The main character, also known as the book thief, is a young German girl named Liesel.  Her nickname, bestowed upon her both by Death and by her best friend Rudy, originates from the several books she steals over the years–some accidentally, others intentionally.  Because of her affinity for books, Liesel is able to build relationships with her foster father (with whom she spends a great deal of time reading,) her friend Rudy (with whom she steals some of the books,) the mayors wife (from whom she both steals and borrows,) and perhaps most importantly, a Jew named Max whom her family hides in their basement.  Through all of these people, but especially through her illegal friendship with a legally declared less-than-human, Liesel learns the power of love and the power of a story, an interesting moral to hear from the mouth of Death.

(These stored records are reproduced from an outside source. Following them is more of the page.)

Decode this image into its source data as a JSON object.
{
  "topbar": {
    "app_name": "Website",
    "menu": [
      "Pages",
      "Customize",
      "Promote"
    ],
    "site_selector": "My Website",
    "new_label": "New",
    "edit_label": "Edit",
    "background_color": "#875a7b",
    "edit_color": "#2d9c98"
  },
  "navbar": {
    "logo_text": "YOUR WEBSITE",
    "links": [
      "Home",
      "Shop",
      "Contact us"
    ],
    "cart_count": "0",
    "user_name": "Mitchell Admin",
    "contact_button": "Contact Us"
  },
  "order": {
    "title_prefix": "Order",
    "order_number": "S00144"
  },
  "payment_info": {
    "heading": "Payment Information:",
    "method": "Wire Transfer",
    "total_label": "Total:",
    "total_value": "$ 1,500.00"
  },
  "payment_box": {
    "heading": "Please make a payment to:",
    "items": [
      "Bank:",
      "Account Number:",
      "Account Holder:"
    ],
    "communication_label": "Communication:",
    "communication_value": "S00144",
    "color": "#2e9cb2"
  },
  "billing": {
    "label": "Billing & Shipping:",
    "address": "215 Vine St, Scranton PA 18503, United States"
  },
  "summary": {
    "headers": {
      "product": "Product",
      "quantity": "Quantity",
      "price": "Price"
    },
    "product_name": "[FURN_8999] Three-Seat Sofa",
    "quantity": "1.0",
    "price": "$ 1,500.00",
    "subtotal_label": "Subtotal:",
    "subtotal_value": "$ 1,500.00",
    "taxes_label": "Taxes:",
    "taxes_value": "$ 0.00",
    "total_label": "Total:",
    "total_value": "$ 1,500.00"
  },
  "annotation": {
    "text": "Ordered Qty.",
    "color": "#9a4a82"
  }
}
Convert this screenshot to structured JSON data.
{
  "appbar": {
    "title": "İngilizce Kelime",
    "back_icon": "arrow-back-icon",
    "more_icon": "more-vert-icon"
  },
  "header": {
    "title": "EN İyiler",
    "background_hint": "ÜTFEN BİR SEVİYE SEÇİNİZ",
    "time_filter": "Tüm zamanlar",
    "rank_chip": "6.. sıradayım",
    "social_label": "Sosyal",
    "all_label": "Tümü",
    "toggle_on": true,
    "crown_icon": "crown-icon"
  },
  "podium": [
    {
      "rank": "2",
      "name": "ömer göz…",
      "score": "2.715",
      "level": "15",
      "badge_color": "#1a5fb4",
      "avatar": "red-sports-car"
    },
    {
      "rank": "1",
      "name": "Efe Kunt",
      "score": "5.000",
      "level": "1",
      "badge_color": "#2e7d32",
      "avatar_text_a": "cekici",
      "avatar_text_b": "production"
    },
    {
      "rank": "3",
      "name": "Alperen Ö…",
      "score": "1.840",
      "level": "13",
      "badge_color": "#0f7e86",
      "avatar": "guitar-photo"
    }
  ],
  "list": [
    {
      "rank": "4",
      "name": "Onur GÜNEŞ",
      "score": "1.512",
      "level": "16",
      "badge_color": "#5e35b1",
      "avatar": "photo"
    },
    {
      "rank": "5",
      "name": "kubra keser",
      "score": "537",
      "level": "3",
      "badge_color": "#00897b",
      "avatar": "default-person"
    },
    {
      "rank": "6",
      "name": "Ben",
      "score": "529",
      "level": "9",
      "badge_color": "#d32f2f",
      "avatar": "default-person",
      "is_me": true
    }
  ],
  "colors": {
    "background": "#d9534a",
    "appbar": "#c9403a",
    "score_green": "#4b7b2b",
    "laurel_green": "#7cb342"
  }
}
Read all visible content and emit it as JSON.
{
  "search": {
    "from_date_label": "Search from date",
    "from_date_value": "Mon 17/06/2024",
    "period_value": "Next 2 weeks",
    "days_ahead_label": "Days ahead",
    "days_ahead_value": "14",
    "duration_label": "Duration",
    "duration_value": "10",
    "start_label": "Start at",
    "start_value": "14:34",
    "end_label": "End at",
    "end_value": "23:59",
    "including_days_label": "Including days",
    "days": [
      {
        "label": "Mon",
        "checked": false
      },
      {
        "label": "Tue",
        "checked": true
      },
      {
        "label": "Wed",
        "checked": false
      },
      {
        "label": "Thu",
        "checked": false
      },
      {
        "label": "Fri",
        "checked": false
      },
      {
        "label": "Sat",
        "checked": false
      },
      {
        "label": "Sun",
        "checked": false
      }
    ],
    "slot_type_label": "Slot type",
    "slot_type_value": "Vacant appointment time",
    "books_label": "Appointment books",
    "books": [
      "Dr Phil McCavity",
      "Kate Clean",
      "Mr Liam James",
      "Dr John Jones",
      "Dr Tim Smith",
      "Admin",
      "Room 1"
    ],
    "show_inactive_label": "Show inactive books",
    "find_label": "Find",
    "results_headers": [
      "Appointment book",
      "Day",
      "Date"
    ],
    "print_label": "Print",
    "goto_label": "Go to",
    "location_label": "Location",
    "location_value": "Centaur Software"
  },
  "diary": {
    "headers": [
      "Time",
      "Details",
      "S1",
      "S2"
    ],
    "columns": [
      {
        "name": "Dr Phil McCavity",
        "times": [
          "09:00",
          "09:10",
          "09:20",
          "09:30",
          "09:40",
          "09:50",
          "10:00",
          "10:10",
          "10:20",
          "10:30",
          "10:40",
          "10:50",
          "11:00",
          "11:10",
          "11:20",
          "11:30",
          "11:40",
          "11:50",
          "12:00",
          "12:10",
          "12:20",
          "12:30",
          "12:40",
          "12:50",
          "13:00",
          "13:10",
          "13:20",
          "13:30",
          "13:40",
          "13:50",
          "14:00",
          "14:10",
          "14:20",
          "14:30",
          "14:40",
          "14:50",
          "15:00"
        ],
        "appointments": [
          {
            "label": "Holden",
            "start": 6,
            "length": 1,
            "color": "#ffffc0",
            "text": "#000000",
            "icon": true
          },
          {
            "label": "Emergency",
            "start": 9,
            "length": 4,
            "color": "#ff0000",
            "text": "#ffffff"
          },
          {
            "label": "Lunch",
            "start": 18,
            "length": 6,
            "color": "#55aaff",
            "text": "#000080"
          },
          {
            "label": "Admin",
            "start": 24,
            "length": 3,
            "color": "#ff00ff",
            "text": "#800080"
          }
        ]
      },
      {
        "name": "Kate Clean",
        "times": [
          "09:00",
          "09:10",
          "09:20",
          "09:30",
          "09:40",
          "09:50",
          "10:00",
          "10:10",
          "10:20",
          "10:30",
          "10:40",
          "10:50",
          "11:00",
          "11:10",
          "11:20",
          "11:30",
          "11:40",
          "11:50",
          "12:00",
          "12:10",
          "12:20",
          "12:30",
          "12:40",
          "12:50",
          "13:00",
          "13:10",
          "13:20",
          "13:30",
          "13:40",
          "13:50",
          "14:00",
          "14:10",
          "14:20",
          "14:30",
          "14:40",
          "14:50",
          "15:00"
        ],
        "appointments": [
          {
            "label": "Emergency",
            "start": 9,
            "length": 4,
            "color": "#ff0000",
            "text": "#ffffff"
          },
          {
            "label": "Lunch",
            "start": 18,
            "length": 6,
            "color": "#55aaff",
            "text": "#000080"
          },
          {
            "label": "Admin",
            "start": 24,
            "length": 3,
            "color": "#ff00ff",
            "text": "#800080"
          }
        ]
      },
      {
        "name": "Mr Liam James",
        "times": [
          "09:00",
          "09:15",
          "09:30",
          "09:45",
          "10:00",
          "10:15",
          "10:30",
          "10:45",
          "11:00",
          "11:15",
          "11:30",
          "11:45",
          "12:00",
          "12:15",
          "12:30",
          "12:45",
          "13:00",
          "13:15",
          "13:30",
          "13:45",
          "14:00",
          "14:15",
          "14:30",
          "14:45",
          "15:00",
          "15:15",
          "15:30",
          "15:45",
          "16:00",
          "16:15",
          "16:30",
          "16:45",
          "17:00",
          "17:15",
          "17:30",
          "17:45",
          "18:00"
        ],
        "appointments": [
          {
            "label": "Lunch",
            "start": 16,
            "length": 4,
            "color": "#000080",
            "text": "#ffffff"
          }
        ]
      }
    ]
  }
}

Zusak crafts a compelling tale that draws the reader close to the characters, making their pain even more deeply felt by the readers.  The narrative structure additionally tugs at the heartstrings because of Death’s unique way of communicating.  The story is not always told linearly; often details are given away before they actually occur.  Death also often interjects his own point of view into the story, creating a narrator who is omniscient in a truly superhuman meaning of the word.

From beginning to end to middle, The Book Thief illuminates the beauty in life even in the midst of one of history’s most horrific times.  As Liesel and her family and friends demonstrate, it is the small but powerful connections between people that make life worth living–even Death agrees.  In this case, the connections are made not only through books, but through stories in general.  Liesel’s story is one of survival, in stark contrast to the underlying presence of Death.  As Death points out, it is the exceptions to his rule that he notices–and Liesel is definitely an exception.  However, it is also those who are not the exceptions but who succumb to the power of the narrator over the course of the story that the reader notices.  While the survivors pull at Death’s heartstrings (yes, as he points out, he has a heart,) even he notices the tragedies he brings on.

Despite the overwhelming presence of Death in The Book Thief, it is the life that is most memorable–the life of Liesel.  Her stories and the stories she affects will stay with the reader long after the book is completed.  The Book Thief is definitely a story that will steal your heart.

June 22, 2011 Posted by | book review | , | Leave a comment